Examine each line of the data, and copy the ones containing "Membership".

»»

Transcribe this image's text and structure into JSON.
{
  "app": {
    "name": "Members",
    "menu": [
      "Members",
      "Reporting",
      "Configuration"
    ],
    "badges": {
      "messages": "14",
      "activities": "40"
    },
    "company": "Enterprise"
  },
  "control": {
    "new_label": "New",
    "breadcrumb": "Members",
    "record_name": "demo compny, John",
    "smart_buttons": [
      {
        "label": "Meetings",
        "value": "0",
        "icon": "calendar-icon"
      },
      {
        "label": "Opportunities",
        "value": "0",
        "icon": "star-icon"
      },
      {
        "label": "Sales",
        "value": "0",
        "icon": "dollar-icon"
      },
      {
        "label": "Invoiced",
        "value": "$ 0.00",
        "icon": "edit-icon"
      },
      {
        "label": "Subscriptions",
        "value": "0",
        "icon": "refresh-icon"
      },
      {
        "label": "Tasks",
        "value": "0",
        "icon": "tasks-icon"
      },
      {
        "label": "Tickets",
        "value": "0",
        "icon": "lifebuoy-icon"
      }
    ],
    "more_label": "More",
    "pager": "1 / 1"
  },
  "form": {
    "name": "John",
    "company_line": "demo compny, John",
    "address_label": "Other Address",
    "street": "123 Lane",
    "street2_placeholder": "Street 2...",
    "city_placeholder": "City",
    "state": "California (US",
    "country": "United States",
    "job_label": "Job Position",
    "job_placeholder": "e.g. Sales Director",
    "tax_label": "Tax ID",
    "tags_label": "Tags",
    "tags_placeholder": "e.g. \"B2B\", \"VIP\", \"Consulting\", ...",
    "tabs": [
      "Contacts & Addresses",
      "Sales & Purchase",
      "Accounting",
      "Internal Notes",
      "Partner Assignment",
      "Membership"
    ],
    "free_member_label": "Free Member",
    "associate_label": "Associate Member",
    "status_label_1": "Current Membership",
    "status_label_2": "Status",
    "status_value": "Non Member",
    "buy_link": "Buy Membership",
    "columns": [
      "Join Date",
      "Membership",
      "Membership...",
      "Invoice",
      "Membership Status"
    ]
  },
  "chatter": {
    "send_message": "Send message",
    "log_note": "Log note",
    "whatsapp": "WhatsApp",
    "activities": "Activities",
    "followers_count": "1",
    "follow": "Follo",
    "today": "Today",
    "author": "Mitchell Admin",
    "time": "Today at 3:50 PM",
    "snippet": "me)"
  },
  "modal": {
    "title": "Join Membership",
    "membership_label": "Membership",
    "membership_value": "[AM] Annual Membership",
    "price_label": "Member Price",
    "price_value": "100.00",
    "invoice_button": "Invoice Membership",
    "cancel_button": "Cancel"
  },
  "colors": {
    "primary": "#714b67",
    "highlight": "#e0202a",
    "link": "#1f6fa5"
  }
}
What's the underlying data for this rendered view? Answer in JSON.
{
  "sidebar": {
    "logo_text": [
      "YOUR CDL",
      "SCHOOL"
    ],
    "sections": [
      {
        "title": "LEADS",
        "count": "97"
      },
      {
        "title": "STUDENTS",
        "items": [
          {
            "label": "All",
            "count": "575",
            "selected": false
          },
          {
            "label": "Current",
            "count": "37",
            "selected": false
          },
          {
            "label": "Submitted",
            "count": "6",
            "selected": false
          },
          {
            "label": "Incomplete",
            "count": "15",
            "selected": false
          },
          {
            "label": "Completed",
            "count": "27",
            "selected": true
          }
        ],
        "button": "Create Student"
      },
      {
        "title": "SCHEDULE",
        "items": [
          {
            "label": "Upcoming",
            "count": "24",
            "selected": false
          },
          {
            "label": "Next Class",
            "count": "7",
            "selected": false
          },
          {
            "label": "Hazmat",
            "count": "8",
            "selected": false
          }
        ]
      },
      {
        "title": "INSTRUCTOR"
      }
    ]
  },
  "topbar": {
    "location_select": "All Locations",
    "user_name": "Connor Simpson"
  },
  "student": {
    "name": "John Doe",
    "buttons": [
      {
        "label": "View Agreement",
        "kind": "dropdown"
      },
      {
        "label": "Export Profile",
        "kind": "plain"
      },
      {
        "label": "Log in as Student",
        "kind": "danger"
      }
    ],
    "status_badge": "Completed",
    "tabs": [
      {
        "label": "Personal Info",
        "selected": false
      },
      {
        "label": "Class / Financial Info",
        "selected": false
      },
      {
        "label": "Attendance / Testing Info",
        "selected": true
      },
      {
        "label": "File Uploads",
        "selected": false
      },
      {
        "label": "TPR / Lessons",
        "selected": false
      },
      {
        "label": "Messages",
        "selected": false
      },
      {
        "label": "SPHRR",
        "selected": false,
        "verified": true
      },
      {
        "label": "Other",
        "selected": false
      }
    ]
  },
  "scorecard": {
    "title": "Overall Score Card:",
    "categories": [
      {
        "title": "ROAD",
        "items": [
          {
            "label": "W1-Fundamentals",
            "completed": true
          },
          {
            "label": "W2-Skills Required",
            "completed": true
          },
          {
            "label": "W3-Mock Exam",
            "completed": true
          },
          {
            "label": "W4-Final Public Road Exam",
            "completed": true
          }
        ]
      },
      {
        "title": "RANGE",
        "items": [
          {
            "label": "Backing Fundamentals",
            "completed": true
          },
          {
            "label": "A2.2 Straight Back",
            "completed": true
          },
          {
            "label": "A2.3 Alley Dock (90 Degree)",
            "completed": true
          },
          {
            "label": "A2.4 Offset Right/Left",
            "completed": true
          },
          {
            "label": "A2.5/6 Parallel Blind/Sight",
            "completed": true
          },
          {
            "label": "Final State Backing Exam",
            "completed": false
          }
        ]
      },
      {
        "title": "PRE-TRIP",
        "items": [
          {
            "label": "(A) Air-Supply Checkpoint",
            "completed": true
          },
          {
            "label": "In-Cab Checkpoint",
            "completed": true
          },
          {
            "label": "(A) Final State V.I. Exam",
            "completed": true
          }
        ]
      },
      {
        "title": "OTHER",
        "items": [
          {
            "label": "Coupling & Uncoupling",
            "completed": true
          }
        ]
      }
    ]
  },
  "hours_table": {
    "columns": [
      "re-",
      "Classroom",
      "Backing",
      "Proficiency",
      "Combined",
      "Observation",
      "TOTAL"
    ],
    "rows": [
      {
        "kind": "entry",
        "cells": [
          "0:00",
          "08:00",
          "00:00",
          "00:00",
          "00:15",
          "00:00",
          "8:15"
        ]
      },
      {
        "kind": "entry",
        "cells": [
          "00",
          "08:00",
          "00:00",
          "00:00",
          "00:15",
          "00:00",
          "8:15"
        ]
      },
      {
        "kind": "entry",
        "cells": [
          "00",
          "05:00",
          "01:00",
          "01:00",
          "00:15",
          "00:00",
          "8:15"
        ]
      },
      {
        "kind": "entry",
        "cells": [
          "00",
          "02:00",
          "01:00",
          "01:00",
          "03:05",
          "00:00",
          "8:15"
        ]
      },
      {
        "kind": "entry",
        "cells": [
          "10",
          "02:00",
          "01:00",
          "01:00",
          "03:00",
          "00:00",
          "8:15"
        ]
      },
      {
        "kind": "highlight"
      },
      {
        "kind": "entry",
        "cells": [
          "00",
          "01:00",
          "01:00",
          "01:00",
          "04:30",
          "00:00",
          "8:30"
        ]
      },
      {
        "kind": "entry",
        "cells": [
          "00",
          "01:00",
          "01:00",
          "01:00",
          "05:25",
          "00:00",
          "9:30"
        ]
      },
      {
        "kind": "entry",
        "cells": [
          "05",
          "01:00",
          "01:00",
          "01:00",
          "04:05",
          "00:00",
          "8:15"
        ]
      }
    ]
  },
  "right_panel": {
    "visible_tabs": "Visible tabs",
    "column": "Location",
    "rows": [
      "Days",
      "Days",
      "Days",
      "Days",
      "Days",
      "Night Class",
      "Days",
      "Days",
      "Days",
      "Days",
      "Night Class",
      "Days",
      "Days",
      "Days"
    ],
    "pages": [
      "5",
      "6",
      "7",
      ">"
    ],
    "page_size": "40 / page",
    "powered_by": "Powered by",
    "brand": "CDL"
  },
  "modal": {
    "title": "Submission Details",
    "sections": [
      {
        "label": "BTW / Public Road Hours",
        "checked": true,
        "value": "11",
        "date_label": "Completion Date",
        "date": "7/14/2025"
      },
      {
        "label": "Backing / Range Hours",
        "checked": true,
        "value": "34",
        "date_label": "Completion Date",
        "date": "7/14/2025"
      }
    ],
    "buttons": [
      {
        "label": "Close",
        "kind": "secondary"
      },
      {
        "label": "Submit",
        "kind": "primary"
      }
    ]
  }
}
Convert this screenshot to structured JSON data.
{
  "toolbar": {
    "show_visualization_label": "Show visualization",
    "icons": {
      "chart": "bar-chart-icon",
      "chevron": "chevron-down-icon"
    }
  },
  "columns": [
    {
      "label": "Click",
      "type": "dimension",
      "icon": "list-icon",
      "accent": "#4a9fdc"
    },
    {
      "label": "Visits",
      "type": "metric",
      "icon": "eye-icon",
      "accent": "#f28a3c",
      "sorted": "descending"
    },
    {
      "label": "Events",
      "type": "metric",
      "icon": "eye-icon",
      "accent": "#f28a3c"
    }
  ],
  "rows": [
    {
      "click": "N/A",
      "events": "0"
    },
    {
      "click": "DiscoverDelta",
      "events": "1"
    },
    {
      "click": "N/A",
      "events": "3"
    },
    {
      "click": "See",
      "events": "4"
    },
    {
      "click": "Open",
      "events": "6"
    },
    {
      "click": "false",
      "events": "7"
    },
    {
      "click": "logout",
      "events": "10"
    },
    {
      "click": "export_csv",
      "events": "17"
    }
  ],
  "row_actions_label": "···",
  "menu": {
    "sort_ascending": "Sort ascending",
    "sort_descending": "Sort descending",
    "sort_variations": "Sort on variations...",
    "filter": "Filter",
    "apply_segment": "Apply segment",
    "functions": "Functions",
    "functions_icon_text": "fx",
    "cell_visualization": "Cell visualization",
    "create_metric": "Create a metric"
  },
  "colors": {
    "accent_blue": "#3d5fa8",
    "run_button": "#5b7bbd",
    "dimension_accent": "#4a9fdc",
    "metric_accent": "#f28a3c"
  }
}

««

### Written solution
      "Membership"
    "status_label_1": "Current Membership",
    "buy_link": "Buy Membership",
      "Membership",
      "Membership...",
      "Membership Status"
    "title": "Join Membership",
    "membership_label": "Membership",
    "membership_value": "[AM] Annual Membership",
    "invoice_button": "Invoice Membership",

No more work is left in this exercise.